Madhu Trehan, who interestingly started her career with a community newspaper called India Abroad in New York, has been in the profession for 48 years. Now running the Media Watch-like Newslaundry, she calls her role “disruptive” and says they “wash everyone and destroy everyone”, a weak translation of the Indian phrase “sabki dhulayee kar denge”. India is one of the world’s biggest consumers of news with over 70,000 newspapers and over 700 TV stations.
Referring to Carr’s monologue, she announced, to the amusement of the audience and his chagrin, “I feel so much at home. We too have politicians who claim we don’t report what they want and they talk on and on!”
Trehan remarked that in India when a politician relays an ‘announceable’, even an illiterate villager scoffs. “For example, announcements about the cleaning of the River Ganga have been made since 1972 but it is as dirty as ever. The press should focus on what is actually delivered and what is not delivered. Announcements are meaningless.” Addressing Carr directly, she said, “We are not your PR agency.”
This amusing banter between journalists and politicians livened up the proceedings. One couldn’t help but feel sorry for Bob Carr, the lone politician amidst four sharp journalists. He made a feeble attempt to regain ground by saying that his government had made great inroads in the cleaning of the Parramatta River. “We did not claim it; it was done,” said Carr, a trifle proudly, only to be brought down to earth by David Marr who turned to Madhu Trehan and said, “I must explain.

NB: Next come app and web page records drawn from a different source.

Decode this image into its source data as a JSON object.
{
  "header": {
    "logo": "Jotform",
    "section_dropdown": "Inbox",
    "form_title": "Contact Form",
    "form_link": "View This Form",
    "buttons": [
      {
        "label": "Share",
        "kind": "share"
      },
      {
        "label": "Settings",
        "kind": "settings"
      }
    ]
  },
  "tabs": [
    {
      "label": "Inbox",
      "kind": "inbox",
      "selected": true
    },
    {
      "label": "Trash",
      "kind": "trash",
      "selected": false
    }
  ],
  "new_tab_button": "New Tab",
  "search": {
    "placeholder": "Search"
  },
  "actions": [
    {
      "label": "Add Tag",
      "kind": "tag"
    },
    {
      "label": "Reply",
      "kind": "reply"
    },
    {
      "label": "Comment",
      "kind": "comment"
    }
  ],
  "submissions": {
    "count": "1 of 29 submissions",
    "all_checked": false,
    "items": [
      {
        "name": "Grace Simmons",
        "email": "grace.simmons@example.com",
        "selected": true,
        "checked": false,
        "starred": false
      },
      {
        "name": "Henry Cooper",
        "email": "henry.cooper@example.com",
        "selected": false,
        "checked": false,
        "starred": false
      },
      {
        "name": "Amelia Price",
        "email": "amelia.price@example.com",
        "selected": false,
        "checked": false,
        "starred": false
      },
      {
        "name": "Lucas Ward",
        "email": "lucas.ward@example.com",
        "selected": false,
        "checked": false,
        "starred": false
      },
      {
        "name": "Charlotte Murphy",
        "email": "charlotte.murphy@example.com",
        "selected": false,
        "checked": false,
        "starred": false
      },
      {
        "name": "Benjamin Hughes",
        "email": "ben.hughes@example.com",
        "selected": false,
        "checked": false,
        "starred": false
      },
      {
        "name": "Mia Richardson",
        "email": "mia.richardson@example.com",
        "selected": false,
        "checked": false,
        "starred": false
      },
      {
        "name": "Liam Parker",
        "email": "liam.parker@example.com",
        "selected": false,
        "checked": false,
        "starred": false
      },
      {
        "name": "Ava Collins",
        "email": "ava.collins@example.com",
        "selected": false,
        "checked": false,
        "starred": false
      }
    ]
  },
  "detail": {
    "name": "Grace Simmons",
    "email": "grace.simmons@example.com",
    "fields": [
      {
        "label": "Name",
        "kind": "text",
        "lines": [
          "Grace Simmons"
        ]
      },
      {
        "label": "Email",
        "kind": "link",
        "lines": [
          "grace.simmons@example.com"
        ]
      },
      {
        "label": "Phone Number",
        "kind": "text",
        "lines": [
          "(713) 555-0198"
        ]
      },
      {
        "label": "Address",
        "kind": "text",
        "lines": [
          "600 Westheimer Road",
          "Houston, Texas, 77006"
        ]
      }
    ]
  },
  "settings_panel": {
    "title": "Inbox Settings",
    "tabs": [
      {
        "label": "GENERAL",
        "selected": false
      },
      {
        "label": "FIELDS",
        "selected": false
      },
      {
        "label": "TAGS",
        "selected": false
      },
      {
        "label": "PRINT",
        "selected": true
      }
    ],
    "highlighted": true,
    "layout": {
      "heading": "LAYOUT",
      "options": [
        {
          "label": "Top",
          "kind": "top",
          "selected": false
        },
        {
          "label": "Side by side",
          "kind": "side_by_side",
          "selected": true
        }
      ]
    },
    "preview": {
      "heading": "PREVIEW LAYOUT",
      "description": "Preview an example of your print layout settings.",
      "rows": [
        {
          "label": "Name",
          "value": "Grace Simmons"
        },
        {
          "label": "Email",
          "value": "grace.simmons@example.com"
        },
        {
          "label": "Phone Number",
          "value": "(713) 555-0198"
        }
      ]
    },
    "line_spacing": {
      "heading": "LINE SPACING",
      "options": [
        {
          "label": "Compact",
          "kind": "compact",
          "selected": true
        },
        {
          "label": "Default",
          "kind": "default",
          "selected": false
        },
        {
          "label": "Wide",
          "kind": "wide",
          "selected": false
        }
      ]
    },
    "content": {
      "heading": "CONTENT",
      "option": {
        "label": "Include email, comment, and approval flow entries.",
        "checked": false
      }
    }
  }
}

The comparison of the Parramatta River to the Ganges is extravagant. A disgraceful comparison really, as this is a small river in comparison that rises in the Blue Mountains!” To which Trehan replied tongue-in-cheek, “You were taking advantage of me being from another country. This is true exploitation. I am sure if I was an Australian journalist I could bring out a list of things you had announced but did not deliver.” “Like a whole network of railways,” added Marr promptly. The friendly wit and quick retorts were accompanied by loud laughter from the audience.
Anna Nemtsova’s lone voice brought the discussion back to the reality of her world where “only one guy decides what is news”, referring to Putin.
When asked by an audience member about what press freedom means to them, Anna replied that in Russia, where journos are being murdered or abducted on the frontline, it means a lot. “I have lost friends on the job,” she said sadly.
Madhu Trehan observed that India is a country of contradictions. Just as women are revered and oppressed at the same time, so too the press can be harassed but at the same time enjoys much freedom and is powerful enough to influence judiciary and government.
The panel sadly concluded that the reality is that there is a huge trust deficit among people with regard to politicians and both the press and the politicians are to blame.
There was no denying the corrosive aspect of annouceables and spin.